Stored entries
----

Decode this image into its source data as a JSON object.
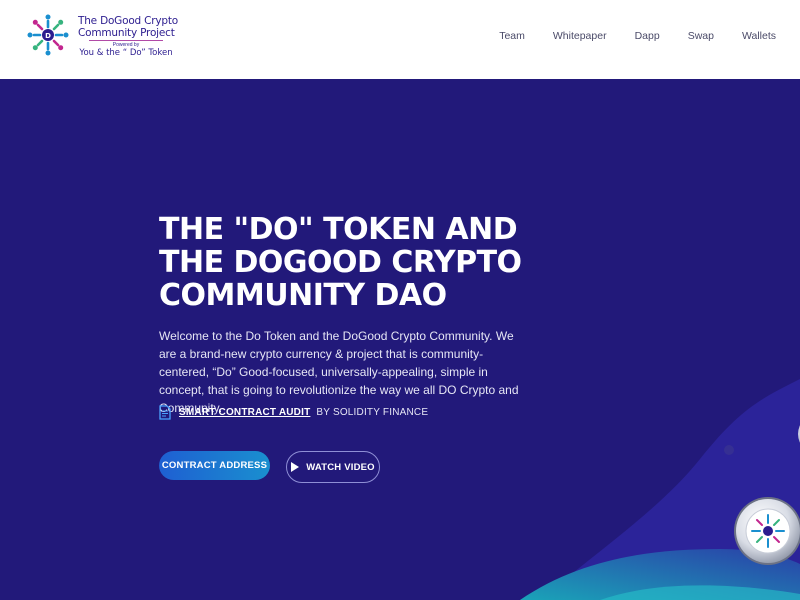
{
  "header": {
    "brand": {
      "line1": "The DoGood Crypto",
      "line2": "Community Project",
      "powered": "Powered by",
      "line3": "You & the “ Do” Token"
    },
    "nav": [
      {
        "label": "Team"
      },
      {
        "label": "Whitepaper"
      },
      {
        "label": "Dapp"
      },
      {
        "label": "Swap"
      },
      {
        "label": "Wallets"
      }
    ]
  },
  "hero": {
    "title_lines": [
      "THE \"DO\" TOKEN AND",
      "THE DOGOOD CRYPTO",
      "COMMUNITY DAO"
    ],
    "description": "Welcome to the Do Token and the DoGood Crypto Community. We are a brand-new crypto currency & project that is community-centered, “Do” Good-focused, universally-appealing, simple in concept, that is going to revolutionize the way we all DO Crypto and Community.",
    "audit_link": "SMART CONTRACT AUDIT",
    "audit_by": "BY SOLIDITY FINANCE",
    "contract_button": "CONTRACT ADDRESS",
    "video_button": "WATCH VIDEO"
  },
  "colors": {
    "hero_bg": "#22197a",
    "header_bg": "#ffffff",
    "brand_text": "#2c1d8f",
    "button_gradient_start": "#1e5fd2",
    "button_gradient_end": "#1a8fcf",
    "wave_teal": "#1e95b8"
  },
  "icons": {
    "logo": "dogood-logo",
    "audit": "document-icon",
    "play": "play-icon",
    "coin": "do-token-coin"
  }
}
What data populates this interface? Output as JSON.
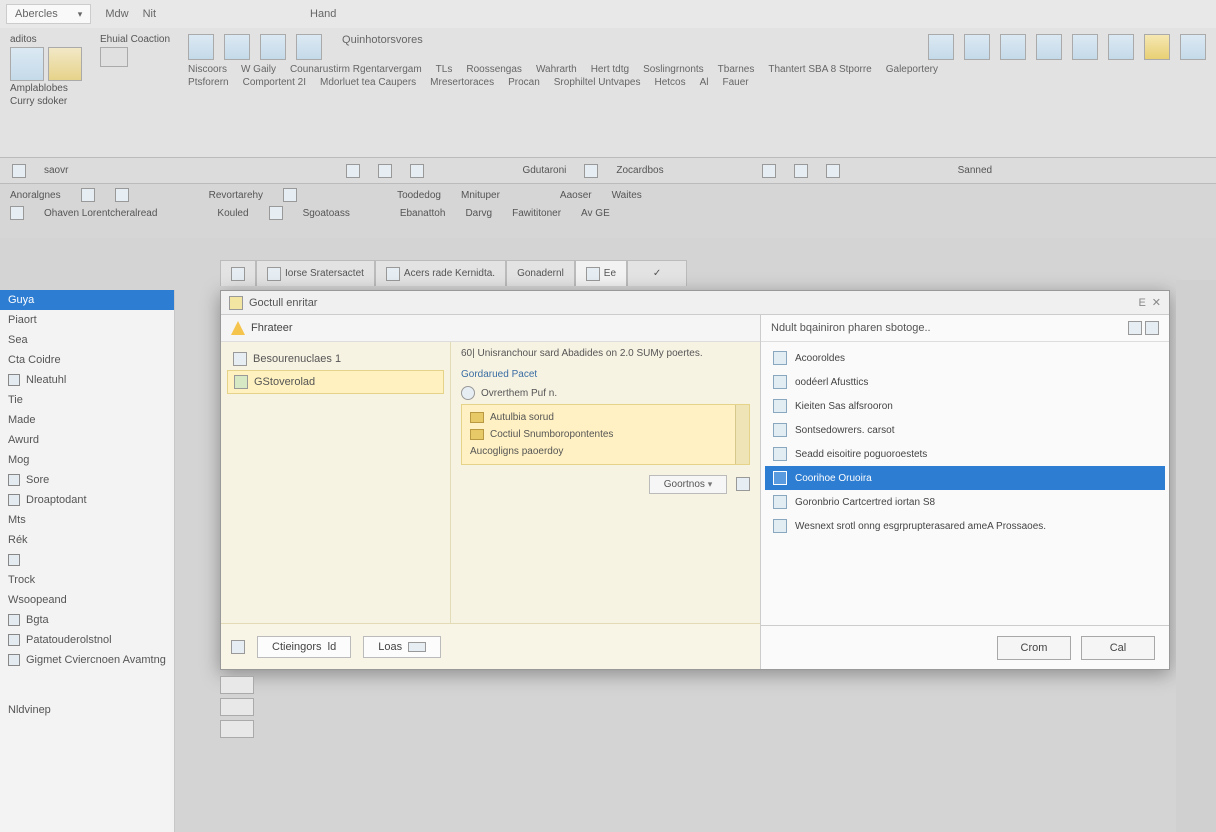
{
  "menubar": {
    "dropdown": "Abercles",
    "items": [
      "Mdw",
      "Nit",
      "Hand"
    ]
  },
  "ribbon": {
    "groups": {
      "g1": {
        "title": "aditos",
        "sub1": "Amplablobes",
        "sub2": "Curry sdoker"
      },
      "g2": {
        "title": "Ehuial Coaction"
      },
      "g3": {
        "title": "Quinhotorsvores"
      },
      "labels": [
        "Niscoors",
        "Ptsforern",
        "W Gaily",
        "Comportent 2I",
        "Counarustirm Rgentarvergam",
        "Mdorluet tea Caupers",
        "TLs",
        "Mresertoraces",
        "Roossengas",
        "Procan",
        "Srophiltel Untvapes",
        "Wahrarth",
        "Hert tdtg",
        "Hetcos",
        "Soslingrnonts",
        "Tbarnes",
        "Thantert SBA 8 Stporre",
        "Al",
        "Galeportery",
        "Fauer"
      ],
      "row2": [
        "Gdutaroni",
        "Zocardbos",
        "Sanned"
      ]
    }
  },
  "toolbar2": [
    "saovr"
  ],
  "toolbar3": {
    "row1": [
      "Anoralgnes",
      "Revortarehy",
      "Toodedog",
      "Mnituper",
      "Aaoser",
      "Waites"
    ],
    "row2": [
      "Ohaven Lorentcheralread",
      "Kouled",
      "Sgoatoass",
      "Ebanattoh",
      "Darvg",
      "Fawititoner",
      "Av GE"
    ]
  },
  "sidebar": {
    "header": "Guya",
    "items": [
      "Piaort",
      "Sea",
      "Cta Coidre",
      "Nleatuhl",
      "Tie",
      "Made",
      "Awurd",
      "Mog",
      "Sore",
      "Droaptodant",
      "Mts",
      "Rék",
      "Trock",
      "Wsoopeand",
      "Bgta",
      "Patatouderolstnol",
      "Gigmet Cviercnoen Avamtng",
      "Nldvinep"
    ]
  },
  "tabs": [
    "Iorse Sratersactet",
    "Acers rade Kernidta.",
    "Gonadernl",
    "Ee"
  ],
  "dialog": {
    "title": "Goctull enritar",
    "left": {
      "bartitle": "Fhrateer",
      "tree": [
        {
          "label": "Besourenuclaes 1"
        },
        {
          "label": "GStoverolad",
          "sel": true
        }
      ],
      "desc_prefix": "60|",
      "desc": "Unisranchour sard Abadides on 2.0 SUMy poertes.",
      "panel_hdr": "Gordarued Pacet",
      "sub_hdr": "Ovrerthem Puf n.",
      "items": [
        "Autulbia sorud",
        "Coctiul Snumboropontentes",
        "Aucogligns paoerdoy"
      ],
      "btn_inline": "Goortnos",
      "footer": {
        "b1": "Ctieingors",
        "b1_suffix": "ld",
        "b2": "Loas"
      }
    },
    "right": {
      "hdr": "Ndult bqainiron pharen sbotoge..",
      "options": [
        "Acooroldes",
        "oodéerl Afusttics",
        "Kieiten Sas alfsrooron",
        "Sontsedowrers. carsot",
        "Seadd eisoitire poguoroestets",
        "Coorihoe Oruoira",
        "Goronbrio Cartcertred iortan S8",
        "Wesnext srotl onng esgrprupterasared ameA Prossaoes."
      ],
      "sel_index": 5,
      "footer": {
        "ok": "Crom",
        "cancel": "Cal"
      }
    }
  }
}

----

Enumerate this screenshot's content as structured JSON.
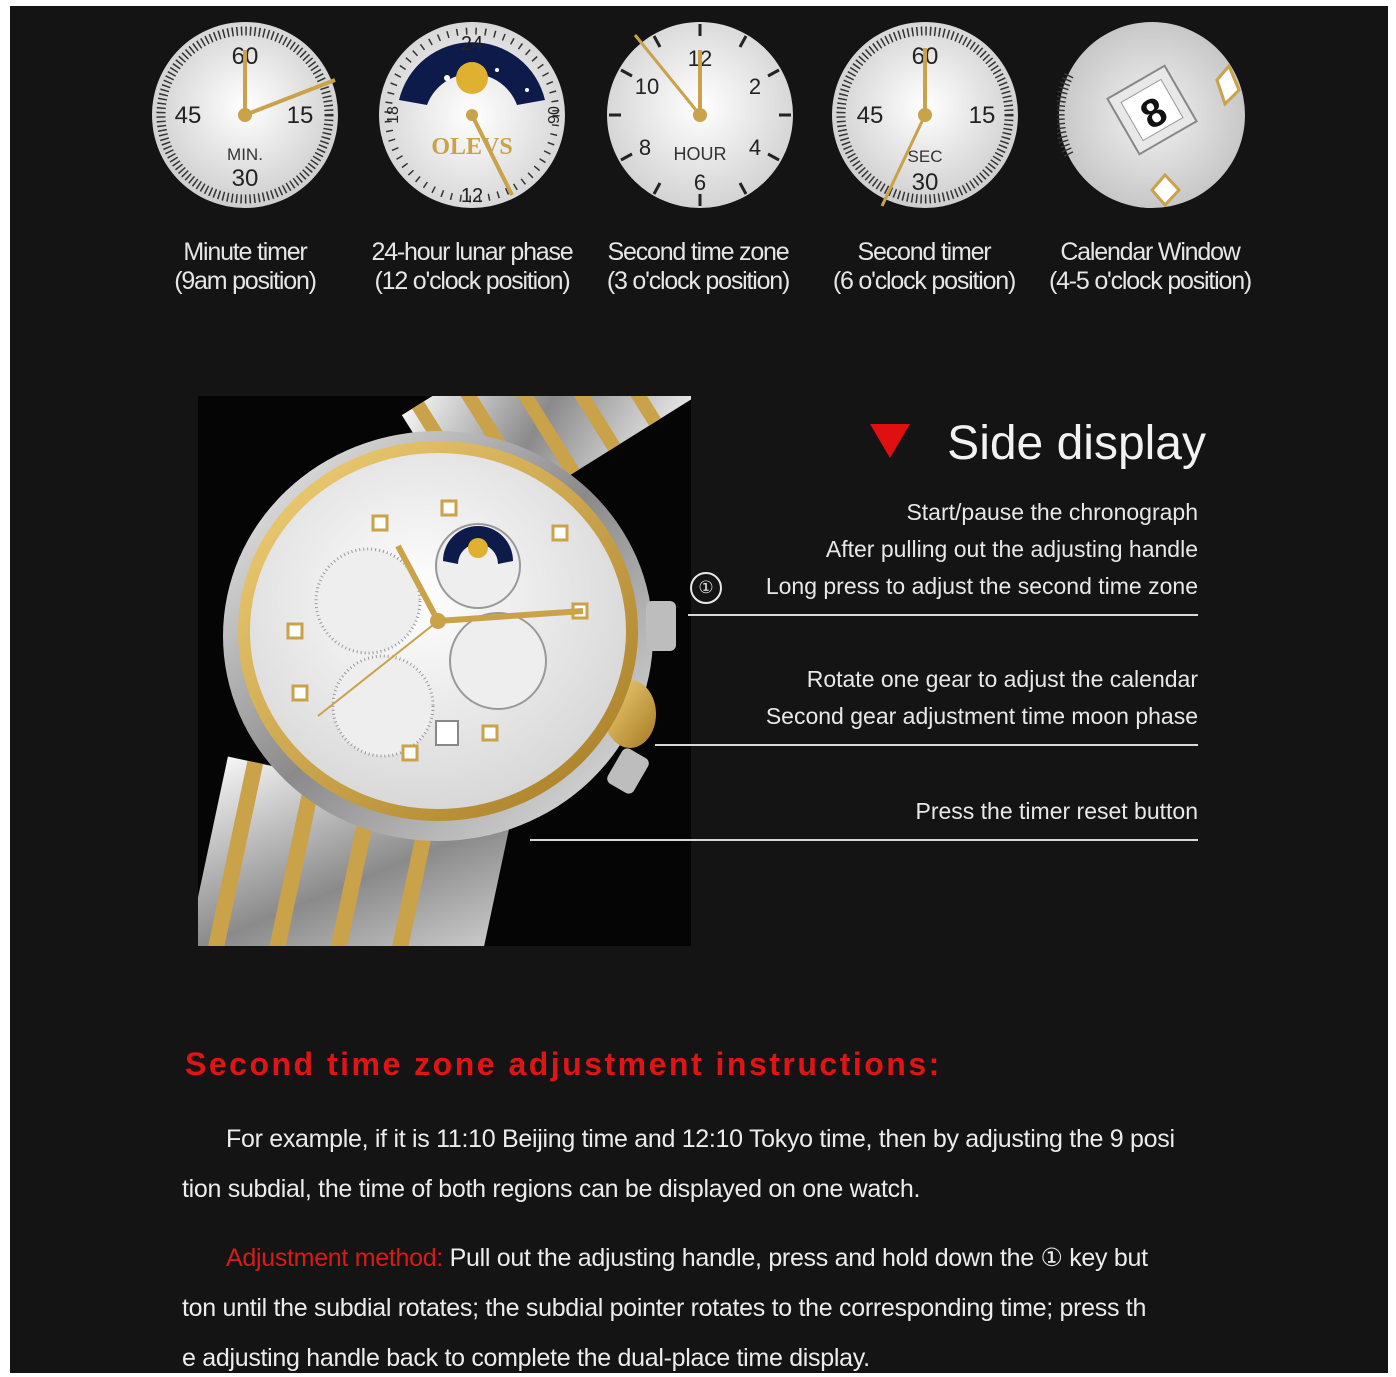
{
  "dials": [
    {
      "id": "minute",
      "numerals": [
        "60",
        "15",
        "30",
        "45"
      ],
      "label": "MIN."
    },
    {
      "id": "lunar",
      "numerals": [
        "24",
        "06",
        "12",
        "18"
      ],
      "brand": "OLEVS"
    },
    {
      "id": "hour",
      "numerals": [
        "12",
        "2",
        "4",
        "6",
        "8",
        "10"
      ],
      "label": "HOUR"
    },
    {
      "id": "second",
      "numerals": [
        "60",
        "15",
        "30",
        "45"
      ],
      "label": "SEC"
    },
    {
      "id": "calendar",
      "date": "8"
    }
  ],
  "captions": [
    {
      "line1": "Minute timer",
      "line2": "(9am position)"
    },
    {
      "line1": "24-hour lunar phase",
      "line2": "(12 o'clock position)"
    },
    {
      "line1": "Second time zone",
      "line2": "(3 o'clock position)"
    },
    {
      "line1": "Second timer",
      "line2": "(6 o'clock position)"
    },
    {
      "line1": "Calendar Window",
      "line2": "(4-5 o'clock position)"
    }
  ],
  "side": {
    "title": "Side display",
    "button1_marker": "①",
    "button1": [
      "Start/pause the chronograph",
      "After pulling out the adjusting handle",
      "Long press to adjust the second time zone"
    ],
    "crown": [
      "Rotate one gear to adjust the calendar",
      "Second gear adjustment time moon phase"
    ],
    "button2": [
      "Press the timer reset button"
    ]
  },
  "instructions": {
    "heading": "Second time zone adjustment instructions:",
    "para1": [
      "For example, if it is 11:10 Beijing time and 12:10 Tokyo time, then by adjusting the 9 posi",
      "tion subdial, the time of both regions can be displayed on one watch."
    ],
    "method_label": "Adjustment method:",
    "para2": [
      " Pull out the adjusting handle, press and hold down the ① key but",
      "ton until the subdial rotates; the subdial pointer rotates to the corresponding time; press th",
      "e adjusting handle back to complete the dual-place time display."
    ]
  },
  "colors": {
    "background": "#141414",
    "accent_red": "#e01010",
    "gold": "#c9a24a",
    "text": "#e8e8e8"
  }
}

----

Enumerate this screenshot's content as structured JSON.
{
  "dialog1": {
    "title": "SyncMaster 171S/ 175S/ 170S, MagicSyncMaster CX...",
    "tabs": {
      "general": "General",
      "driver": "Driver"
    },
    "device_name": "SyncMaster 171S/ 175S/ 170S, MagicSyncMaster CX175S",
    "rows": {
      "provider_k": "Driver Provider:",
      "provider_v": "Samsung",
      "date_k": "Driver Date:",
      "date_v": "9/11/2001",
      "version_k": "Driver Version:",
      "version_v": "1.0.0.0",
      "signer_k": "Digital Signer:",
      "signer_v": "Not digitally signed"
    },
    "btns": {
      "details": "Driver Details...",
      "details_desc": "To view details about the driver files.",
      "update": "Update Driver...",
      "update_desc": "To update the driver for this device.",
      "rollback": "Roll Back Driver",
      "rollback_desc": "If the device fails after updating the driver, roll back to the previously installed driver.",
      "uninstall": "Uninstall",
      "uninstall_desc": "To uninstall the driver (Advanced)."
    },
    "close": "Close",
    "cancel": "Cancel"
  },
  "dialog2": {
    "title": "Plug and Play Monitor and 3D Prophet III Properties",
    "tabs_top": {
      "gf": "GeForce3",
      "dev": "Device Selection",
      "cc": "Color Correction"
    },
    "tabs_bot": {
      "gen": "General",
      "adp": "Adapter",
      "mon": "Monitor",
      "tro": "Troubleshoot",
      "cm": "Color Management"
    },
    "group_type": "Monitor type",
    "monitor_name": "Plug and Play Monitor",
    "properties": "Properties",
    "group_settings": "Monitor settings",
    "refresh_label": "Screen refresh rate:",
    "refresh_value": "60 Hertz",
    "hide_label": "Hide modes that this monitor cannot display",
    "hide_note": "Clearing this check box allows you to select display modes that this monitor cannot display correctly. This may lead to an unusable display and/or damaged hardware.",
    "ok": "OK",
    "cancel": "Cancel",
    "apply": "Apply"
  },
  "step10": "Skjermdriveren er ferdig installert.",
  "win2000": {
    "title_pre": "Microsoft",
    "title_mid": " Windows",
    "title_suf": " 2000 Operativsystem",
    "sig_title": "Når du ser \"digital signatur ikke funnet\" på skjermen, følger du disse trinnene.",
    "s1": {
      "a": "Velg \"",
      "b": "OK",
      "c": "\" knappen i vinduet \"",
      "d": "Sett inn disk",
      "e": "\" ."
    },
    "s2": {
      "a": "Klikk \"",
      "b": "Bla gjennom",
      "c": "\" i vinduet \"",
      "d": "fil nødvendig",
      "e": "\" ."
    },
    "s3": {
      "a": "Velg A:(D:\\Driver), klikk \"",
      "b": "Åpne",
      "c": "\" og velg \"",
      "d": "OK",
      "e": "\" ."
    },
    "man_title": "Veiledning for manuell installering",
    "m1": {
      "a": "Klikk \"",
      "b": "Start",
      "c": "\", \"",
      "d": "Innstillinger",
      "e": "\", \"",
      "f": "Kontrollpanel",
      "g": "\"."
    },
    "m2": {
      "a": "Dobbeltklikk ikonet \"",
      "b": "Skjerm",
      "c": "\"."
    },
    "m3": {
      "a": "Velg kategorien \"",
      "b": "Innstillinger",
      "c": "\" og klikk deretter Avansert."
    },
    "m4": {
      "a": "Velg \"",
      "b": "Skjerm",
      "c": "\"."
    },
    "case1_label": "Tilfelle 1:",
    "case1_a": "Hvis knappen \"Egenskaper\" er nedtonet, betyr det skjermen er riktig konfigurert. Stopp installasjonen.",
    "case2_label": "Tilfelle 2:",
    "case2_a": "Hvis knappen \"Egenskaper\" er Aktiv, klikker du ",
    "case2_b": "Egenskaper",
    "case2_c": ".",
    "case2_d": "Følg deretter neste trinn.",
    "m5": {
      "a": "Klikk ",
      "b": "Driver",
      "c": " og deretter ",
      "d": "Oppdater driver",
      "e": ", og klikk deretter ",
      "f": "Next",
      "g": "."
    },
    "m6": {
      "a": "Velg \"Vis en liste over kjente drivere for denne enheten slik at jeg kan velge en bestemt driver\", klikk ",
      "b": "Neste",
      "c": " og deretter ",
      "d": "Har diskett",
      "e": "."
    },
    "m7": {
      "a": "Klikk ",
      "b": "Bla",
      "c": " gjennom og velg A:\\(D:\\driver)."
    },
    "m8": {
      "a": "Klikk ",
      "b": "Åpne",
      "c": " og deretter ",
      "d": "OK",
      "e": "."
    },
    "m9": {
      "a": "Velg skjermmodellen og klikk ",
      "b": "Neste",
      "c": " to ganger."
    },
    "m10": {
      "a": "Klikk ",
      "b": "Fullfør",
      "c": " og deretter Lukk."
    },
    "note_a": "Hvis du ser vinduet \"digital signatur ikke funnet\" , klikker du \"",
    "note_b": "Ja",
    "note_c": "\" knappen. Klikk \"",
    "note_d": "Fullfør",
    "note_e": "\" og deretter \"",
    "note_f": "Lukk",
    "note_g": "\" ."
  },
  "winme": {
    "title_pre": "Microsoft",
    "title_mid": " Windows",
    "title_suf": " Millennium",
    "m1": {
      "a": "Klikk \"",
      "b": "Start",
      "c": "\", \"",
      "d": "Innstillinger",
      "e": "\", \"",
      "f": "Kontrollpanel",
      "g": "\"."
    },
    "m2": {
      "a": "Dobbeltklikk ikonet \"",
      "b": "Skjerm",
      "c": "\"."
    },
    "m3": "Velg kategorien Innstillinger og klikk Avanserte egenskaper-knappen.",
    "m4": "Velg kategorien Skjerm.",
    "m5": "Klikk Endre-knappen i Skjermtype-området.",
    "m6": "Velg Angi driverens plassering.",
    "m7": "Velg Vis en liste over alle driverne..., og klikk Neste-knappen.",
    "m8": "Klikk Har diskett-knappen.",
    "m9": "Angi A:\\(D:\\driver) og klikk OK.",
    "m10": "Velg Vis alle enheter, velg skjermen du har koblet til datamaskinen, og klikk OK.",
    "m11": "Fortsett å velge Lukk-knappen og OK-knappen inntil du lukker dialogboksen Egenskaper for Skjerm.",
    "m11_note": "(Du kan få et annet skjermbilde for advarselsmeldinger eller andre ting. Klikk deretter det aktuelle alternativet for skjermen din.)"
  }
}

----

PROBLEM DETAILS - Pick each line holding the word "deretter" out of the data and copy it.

YOUR SOLUTION -
      "c": "\" og klikk deretter Avansert."
    "case2_d": "Følg deretter neste trinn.",
      "c": " og deretter ",
      "e": ", og klikk deretter ",
      "c": " og deretter ",
      "c": " og deretter ",
      "c": " og deretter Lukk."
    "note_e": "\" og deretter \"",
    "m11_note": "(Du kan få et annet skjermbilde for advarselsmeldinger eller andre ting. Klikk deretter det aktuelle alternativet for skjermen din.)"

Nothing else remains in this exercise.